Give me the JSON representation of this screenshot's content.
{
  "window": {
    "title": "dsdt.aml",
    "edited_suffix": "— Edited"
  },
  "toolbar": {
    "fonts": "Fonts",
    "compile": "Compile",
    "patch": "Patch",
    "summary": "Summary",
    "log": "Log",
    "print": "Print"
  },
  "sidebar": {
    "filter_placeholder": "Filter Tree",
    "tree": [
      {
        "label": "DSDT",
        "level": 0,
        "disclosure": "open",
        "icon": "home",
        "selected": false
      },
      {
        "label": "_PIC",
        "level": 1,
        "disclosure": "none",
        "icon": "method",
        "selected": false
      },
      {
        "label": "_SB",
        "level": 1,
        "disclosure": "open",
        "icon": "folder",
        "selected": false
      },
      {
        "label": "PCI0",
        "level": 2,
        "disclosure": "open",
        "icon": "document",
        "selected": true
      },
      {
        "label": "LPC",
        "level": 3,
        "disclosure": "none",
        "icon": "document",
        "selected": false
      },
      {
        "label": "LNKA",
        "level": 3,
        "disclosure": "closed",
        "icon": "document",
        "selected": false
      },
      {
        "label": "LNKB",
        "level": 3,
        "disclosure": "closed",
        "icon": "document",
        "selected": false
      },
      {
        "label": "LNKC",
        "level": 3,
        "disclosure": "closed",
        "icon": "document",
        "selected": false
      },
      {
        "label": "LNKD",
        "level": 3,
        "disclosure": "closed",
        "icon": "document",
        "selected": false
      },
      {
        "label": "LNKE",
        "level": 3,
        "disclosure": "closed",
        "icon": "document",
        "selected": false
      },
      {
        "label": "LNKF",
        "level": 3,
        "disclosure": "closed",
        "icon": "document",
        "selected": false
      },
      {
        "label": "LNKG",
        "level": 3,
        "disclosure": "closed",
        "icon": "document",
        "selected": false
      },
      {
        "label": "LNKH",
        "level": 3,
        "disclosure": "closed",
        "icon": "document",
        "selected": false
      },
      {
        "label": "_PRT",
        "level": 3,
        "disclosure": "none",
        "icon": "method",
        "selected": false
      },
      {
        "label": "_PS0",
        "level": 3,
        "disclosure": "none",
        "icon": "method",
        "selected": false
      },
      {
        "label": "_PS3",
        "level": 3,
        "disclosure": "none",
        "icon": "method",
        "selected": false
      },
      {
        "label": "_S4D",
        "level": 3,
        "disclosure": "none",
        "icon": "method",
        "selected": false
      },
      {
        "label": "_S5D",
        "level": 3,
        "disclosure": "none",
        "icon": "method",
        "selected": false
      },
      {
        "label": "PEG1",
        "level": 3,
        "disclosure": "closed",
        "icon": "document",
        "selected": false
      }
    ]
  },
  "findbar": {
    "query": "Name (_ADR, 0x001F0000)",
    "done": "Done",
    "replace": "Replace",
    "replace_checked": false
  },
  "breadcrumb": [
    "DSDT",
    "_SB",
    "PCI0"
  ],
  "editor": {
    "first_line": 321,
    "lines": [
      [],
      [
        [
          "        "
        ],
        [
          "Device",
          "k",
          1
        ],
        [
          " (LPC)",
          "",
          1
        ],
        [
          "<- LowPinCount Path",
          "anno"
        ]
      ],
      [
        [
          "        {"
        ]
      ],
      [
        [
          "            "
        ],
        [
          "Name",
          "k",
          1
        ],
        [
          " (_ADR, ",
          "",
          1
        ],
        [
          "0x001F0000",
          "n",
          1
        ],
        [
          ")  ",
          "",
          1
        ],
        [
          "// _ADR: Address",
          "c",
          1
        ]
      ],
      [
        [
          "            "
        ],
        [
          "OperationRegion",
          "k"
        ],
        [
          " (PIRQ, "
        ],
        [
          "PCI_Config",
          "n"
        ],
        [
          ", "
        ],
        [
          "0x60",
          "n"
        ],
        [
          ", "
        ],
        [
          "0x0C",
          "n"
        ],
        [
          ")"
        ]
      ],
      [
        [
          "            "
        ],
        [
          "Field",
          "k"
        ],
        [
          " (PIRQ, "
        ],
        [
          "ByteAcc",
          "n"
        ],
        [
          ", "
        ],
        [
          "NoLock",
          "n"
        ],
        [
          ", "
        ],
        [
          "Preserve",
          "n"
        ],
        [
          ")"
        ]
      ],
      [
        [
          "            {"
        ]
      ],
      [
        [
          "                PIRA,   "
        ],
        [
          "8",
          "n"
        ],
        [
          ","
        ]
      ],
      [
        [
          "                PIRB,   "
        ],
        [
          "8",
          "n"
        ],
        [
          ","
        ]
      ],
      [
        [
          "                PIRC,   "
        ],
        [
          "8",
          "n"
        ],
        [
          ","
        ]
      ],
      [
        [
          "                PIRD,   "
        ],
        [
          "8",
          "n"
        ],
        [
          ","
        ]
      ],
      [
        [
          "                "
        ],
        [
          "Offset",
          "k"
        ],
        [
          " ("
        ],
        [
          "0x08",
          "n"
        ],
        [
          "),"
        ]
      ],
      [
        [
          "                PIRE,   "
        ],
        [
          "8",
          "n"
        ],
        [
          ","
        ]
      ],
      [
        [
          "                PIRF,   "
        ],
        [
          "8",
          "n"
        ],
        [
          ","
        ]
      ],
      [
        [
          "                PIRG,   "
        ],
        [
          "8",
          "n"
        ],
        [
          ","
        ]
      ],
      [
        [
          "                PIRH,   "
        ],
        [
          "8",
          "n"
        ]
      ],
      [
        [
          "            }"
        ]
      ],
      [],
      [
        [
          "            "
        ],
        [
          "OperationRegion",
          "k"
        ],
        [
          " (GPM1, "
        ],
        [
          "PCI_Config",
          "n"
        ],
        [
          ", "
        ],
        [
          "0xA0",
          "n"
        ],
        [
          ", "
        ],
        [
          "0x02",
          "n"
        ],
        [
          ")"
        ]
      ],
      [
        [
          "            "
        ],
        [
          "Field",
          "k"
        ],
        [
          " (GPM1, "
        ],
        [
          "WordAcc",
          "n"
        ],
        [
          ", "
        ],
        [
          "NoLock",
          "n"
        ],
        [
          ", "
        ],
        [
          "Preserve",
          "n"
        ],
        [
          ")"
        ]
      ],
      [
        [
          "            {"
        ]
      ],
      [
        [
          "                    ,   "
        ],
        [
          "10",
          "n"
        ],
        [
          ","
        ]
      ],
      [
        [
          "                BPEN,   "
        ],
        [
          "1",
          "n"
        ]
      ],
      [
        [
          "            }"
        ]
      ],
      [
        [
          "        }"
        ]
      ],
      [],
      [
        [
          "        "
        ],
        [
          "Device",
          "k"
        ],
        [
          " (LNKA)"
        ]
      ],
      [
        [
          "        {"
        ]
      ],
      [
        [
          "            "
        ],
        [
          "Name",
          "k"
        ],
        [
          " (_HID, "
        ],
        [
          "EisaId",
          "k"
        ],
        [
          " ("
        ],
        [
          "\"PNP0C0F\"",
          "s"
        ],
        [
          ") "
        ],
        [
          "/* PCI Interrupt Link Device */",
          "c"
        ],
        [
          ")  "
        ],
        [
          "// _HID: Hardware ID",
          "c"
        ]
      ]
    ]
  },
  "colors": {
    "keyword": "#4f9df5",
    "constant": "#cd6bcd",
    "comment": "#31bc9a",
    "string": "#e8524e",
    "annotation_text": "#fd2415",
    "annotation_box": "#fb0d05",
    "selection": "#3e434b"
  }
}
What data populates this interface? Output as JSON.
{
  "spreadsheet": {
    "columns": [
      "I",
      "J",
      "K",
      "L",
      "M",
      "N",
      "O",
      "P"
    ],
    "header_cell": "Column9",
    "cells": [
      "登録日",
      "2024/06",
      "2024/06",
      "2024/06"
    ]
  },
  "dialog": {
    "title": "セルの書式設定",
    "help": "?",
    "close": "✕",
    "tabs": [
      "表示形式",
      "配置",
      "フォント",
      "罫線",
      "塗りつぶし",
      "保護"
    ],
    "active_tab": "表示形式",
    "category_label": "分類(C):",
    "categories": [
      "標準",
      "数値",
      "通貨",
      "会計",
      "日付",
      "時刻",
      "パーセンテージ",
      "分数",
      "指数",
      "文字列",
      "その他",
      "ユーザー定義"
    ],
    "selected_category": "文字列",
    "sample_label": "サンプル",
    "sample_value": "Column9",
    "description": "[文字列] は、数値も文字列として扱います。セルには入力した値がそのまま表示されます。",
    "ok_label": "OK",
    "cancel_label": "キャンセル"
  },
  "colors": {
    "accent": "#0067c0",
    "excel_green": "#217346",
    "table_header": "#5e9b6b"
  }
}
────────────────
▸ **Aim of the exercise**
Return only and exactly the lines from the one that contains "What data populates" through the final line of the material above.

▸ **Output**
What data populates this interface? Output as JSON.
{
  "spreadsheet": {
    "columns": [
      "I",
      "J",
      "K",
      "L",
      "M",
      "N",
      "O",
      "P"
    ],
    "header_cell": "Column9",
    "cells": [
      "登録日",
      "2024/06",
      "2024/06",
      "2024/06"
    ]
  },
  "dialog": {
    "title": "セルの書式設定",
    "help": "?",
    "close": "✕",
    "tabs": [
      "表示形式",
      "配置",
      "フォント",
      "罫線",
      "塗りつぶし",
      "保護"
    ],
    "active_tab": "表示形式",
    "category_label": "分類(C):",
    "categories": [
      "標準",
      "数値",
      "通貨",
      "会計",
      "日付",
      "時刻",
      "パーセンテージ",
      "分数",
      "指数",
      "文字列",
      "その他",
      "ユーザー定義"
    ],
    "selected_category": "文字列",
    "sample_label": "サンプル",
    "sample_value": "Column9",
    "description": "[文字列] は、数値も文字列として扱います。セルには入力した値がそのまま表示されます。",
    "ok_label": "OK",
    "cancel_label": "キャンセル"
  },
  "colors": {
    "accent": "#0067c0",
    "excel_green": "#217346",
    "table_header": "#5e9b6b"
  }
}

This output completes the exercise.